— What you will do —
Reproduce the data in full, exactly as it appears.
___ The data
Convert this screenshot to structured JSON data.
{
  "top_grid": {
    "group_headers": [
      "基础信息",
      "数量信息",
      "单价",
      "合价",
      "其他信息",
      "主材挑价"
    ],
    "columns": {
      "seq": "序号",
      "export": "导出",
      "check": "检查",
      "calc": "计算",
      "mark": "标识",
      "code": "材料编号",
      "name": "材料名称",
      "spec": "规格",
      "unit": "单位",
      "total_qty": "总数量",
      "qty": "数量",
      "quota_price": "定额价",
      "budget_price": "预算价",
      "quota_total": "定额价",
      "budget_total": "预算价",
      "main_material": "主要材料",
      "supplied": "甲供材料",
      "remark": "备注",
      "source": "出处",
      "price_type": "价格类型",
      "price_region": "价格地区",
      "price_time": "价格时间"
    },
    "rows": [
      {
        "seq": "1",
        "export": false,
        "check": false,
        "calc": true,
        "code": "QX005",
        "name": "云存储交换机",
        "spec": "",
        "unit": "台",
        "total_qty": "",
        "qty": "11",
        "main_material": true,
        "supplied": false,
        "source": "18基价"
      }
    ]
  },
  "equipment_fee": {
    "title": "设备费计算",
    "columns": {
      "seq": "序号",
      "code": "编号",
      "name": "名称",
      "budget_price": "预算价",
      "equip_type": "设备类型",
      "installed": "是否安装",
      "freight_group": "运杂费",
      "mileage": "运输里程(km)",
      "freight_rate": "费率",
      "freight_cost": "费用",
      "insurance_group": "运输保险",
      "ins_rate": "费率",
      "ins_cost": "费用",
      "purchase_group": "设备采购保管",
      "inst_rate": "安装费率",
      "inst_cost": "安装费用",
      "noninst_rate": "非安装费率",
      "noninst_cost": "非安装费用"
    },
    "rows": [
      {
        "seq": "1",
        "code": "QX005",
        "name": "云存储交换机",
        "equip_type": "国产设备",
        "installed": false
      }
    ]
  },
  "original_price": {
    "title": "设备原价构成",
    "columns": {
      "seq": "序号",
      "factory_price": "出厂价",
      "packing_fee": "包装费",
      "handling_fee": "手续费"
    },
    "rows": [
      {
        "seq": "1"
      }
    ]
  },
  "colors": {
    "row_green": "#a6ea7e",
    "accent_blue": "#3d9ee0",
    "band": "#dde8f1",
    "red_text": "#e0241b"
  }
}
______
— Exercise response —
Convert this screenshot to structured JSON data.
{
  "top_grid": {
    "group_headers": [
      "基础信息",
      "数量信息",
      "单价",
      "合价",
      "其他信息",
      "主材挑价"
    ],
    "columns": {
      "seq": "序号",
      "export": "导出",
      "check": "检查",
      "calc": "计算",
      "mark": "标识",
      "code": "材料编号",
      "name": "材料名称",
      "spec": "规格",
      "unit": "单位",
      "total_qty": "总数量",
      "qty": "数量",
      "quota_price": "定额价",
      "budget_price": "预算价",
      "quota_total": "定额价",
      "budget_total": "预算价",
      "main_material": "主要材料",
      "supplied": "甲供材料",
      "remark": "备注",
      "source": "出处",
      "price_type": "价格类型",
      "price_region": "价格地区",
      "price_time": "价格时间"
    },
    "rows": [
      {
        "seq": "1",
        "export": false,
        "check": false,
        "calc": true,
        "code": "QX005",
        "name": "云存储交换机",
        "spec": "",
        "unit": "台",
        "total_qty": "",
        "qty": "11",
        "main_material": true,
        "supplied": false,
        "source": "18基价"
      }
    ]
  },
  "equipment_fee": {
    "title": "设备费计算",
    "columns": {
      "seq": "序号",
      "code": "编号",
      "name": "名称",
      "budget_price": "预算价",
      "equip_type": "设备类型",
      "installed": "是否安装",
      "freight_group": "运杂费",
      "mileage": "运输里程(km)",
      "freight_rate": "费率",
      "freight_cost": "费用",
      "insurance_group": "运输保险",
      "ins_rate": "费率",
      "ins_cost": "费用",
      "purchase_group": "设备采购保管",
      "inst_rate": "安装费率",
      "inst_cost": "安装费用",
      "noninst_rate": "非安装费率",
      "noninst_cost": "非安装费用"
    },
    "rows": [
      {
        "seq": "1",
        "code": "QX005",
        "name": "云存储交换机",
        "equip_type": "国产设备",
        "installed": false
      }
    ]
  },
  "original_price": {
    "title": "设备原价构成",
    "columns": {
      "seq": "序号",
      "factory_price": "出厂价",
      "packing_fee": "包装费",
      "handling_fee": "手续费"
    },
    "rows": [
      {
        "seq": "1"
      }
    ]
  },
  "colors": {
    "row_green": "#a6ea7e",
    "accent_blue": "#3d9ee0",
    "band": "#dde8f1",
    "red_text": "#e0241b"
  }
}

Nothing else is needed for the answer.